The only negative thing about 2008 was the templates for invoices were a little “un-professional” looking; but in their defense it was easy (provided you have Office installed) to create a template which resembled my old Quick Books invoices.

I definitely recommend you take a look at Microsoft Office Accounting, the Express version is one of the few instances of getting what you pay for!

Originally posted 2008-11-22 00:00:45.

Image and drawing programs

Most people don’t need a very sophisticated image editing or drawing program to meet their needs.

It’s simply insane that many people shell out the money for crappy products like Adobe PhotoShop, Adobe Illustrator, or Microsoft Visio for the work they need to do.
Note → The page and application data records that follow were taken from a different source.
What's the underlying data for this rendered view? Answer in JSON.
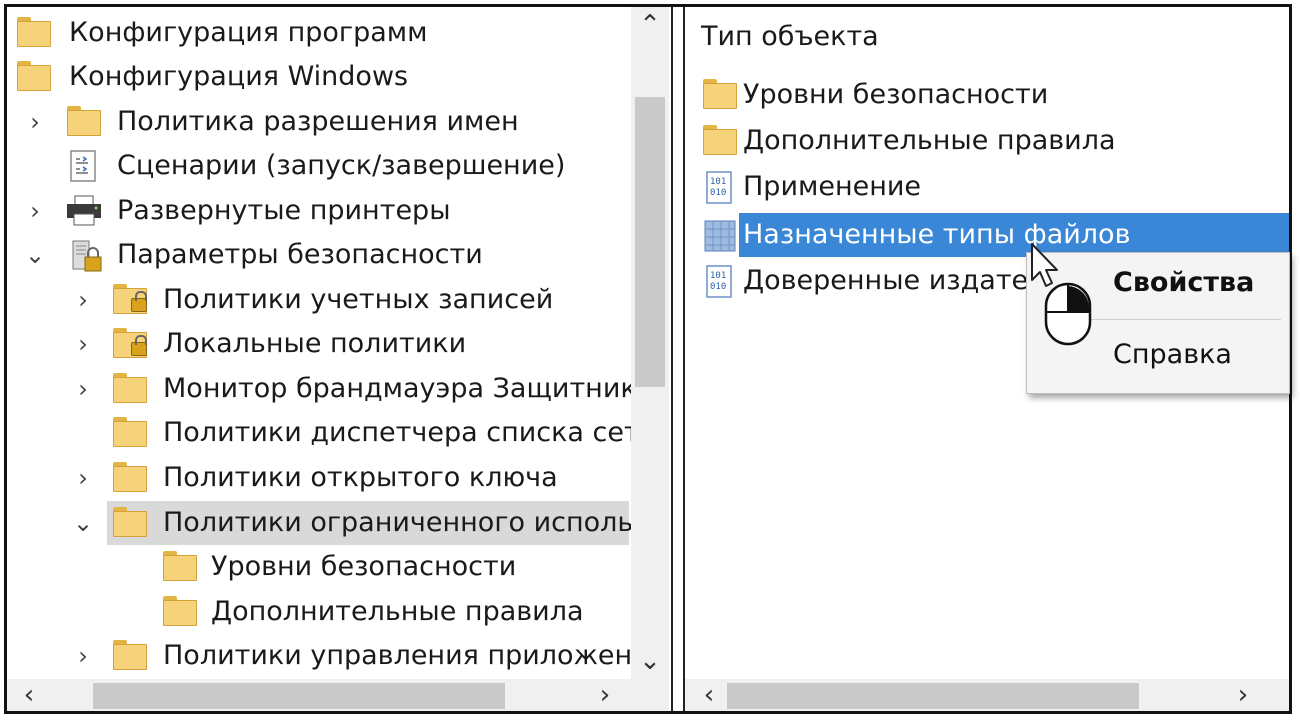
{
  "left_tree": {
    "items": [
      {
        "label": "Конфигурация программ",
        "icon": "folder-icon",
        "chevron": ""
      },
      {
        "label": "Конфигурация Windows",
        "icon": "folder-icon",
        "chevron": ""
      },
      {
        "label": "Политика разрешения имен",
        "icon": "folder-icon",
        "chevron": "›"
      },
      {
        "label": "Сценарии (запуск/завершение)",
        "icon": "script-icon",
        "chevron": ""
      },
      {
        "label": "Развернутые принтеры",
        "icon": "printer-icon",
        "chevron": "›"
      },
      {
        "label": "Параметры безопасности",
        "icon": "security-settings-icon",
        "chevron": "⌄"
      },
      {
        "label": "Политики учетных записей",
        "icon": "locked-folder-icon",
        "chevron": "›"
      },
      {
        "label": "Локальные политики",
        "icon": "locked-folder-icon",
        "chevron": "›"
      },
      {
        "label": "Монитор брандмауэра Защитника",
        "icon": "folder-icon",
        "chevron": "›"
      },
      {
        "label": "Политики диспетчера списка сете",
        "icon": "folder-icon",
        "chevron": ""
      },
      {
        "label": "Политики открытого ключа",
        "icon": "folder-icon",
        "chevron": "›"
      },
      {
        "label": "Политики ограниченного использ",
        "icon": "folder-icon",
        "chevron": "⌄",
        "selected": true
      },
      {
        "label": "Уровни безопасности",
        "icon": "folder-icon",
        "chevron": ""
      },
      {
        "label": "Дополнительные правила",
        "icon": "folder-icon",
        "chevron": ""
      },
      {
        "label": "Политики управления приложени",
        "icon": "folder-icon",
        "chevron": "›"
      }
    ]
  },
  "right_pane": {
    "header": "Тип объекта",
    "items": [
      {
        "label": "Уровни безопасности",
        "icon": "folder-icon"
      },
      {
        "label": "Дополнительные правила",
        "icon": "folder-icon"
      },
      {
        "label": "Применение",
        "icon": "binary-policy-icon"
      },
      {
        "label": "Назначенные типы файлов",
        "icon": "file-types-icon",
        "selected": true
      },
      {
        "label": "Доверенные издатели",
        "icon": "binary-policy-icon"
      }
    ]
  },
  "context_menu": {
    "properties": "Свойства",
    "help": "Справка"
  },
  "colors": {
    "selection": "#3a87d8",
    "tree_selection": "#d9d9d9",
    "folder": "#f6d27a"
  }
}
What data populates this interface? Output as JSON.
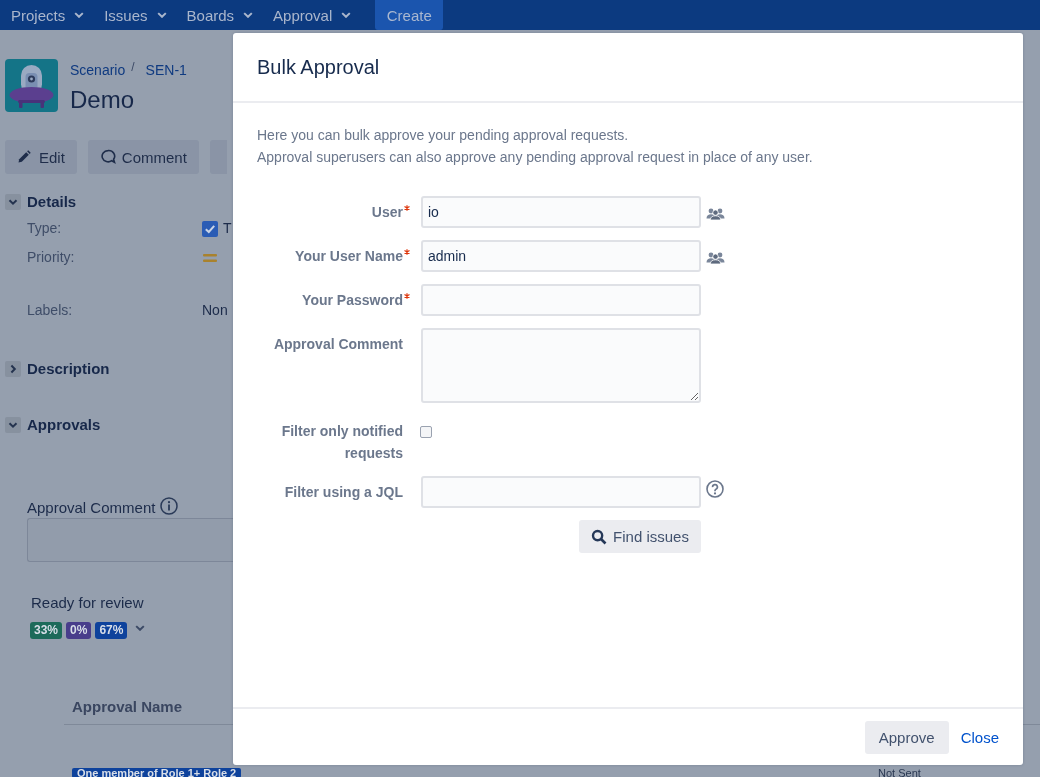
{
  "top_nav": {
    "menus": [
      {
        "label": "Projects"
      },
      {
        "label": "Issues"
      },
      {
        "label": "Boards"
      },
      {
        "label": "Approval"
      }
    ],
    "create_button": "Create"
  },
  "issue": {
    "breadcrumb": [
      {
        "label": "Scenario"
      },
      {
        "label": "SEN-1"
      }
    ],
    "separator": "/",
    "title": "Demo",
    "actions": [
      {
        "kind": "edit",
        "label": "Edit"
      },
      {
        "kind": "comment",
        "label": "Comment"
      },
      {
        "kind": "more"
      }
    ],
    "details": {
      "title": "Details",
      "expanded": true,
      "fields": [
        {
          "kind": "type",
          "label": "Type:",
          "value": "T"
        },
        {
          "kind": "priority",
          "label": "Priority:"
        },
        {
          "kind": "text",
          "label": "Labels:",
          "value": "Non"
        }
      ]
    },
    "description": {
      "title": "Description",
      "expanded": false
    },
    "approvals": {
      "title": "Approvals",
      "expanded": true,
      "comment_label": "Approval Comment",
      "status": "Ready for review",
      "progress": [
        {
          "text": "33%",
          "color": "#1d6a5a"
        },
        {
          "text": "0%",
          "color": "#483d8b"
        },
        {
          "text": "67%",
          "color": "#0e429c"
        }
      ],
      "table": {
        "columns": [
          "Approval Name"
        ],
        "rows": [
          {
            "name": "One member of Role 1+ Role 2",
            "status": "Not Sent"
          }
        ]
      }
    }
  },
  "modal": {
    "title": "Bulk Approval",
    "intro": [
      "Here you can bulk approve your pending approval requests.",
      "Approval superusers can also approve any pending approval request in place of any user."
    ],
    "fields": [
      {
        "kind": "user",
        "label": "User",
        "required": true,
        "value": "io"
      },
      {
        "kind": "user",
        "label": "Your User Name",
        "required": true,
        "value": "admin"
      },
      {
        "kind": "password",
        "label": "Your Password",
        "required": true
      },
      {
        "kind": "textarea",
        "label": "Approval Comment",
        "required": false
      },
      {
        "kind": "checkbox",
        "label": "Filter only notified requests",
        "required": false,
        "checked": false
      },
      {
        "kind": "jql",
        "label": "Filter using a JQL",
        "required": false
      }
    ],
    "find_button": "Find issues",
    "footer": {
      "approve": "Approve",
      "close": "Close"
    }
  }
}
Simple image (digital photograph) editing can be done with a number of free software packages.  For many Google Picasa or Microsoft Live Photo Gallery will do everything that’s needed and allow for easy posting of images to a web site for others to view.

For people who want a little more power, and not to be so tightly wed what Google or Microsoft think you should do with your digital assets there are other good choices.

Paint dot Net for Windows is a good basic image editing program.  It will satisfy most of your digital image editing needs.  It does only run on Windows, so if you’re looking for something for your Mac (because you don’t like iPhoto) or something for Linux…

GIMP is a highly portable image editing program.  It isn’t basic, it’s sophisticated and can require a moderate learning curve (think Adobe PhotoShop).  There are versions of it available for most any Linux distribution, Windows, and OS-X.  It’s totally free, and the choice of many casual and professional users.

If your needs are more along the lines of diagramming, you could simply use the Draw component in OpenOffice.  Draw is plenty capable to do meet most of your diagramming needs.  However, if you want something with more capabilities…

Dia is intended to create structured drawings.  It has many of the capabilities of Visio and simple CAD type programs.  It’s absolutely free, and available for most Linux distributions, Windows, and OS-X.

Obviously there are cases where you will need to pay a licensing fee for software; but if you’re a home user I’m sure you have much better places to put your hard earned cash.

Also, if you do feel you must buy PhotoShop, make sure you allocate the time and money to take a course at your local community college — it’s not likely you’re going to become very proficient using it on your own.

Originally posted 2010-01-16 02:00:46.